Problem: Each line below containing the word "JSON" needs to be shown.
╭─ Data for this task
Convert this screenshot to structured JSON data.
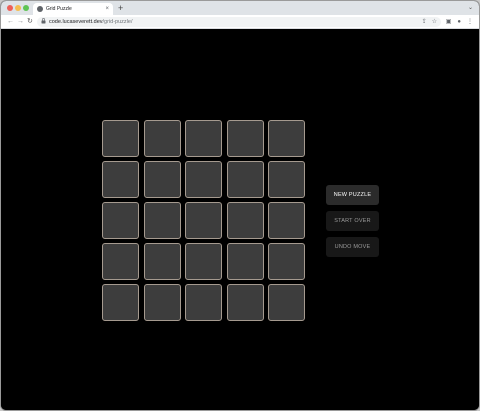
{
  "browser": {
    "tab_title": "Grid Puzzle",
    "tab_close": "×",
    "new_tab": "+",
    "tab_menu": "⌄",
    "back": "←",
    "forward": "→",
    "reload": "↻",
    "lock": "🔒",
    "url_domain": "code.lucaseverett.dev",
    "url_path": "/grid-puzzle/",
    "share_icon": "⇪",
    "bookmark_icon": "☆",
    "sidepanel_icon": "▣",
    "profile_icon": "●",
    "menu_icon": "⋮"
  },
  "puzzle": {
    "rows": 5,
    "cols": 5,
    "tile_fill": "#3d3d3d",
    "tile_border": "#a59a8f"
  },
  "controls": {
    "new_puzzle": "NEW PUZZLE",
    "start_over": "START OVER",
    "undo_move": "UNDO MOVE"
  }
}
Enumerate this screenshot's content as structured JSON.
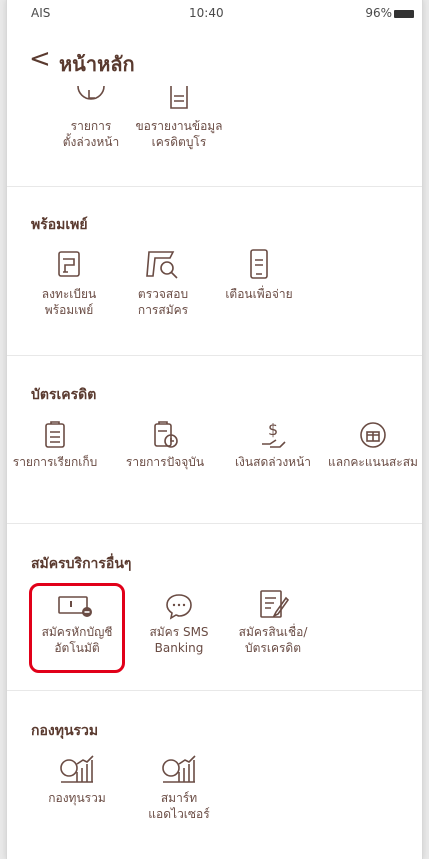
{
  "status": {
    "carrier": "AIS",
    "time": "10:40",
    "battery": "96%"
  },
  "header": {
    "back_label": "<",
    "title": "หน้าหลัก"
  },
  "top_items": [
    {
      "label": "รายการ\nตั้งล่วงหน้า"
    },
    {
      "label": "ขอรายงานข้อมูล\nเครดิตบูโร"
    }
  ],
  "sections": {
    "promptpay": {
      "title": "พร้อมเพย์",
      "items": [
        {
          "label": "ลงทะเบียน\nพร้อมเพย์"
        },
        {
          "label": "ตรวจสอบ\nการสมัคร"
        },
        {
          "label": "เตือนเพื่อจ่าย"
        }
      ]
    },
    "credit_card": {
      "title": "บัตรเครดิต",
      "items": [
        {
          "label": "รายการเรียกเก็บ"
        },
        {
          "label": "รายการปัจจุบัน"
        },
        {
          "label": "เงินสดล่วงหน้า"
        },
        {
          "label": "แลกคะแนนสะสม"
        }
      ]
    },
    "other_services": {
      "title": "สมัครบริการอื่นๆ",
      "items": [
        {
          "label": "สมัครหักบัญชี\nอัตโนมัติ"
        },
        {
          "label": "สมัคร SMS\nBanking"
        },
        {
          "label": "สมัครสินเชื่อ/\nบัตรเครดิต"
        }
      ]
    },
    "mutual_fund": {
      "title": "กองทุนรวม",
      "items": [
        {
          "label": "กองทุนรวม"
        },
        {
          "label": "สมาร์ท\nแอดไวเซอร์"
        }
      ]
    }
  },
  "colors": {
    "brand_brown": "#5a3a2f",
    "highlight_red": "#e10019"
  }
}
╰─
Worked solution:
Convert this screenshot to structured JSON data.
Enumerate this screenshot's content as structured JSON.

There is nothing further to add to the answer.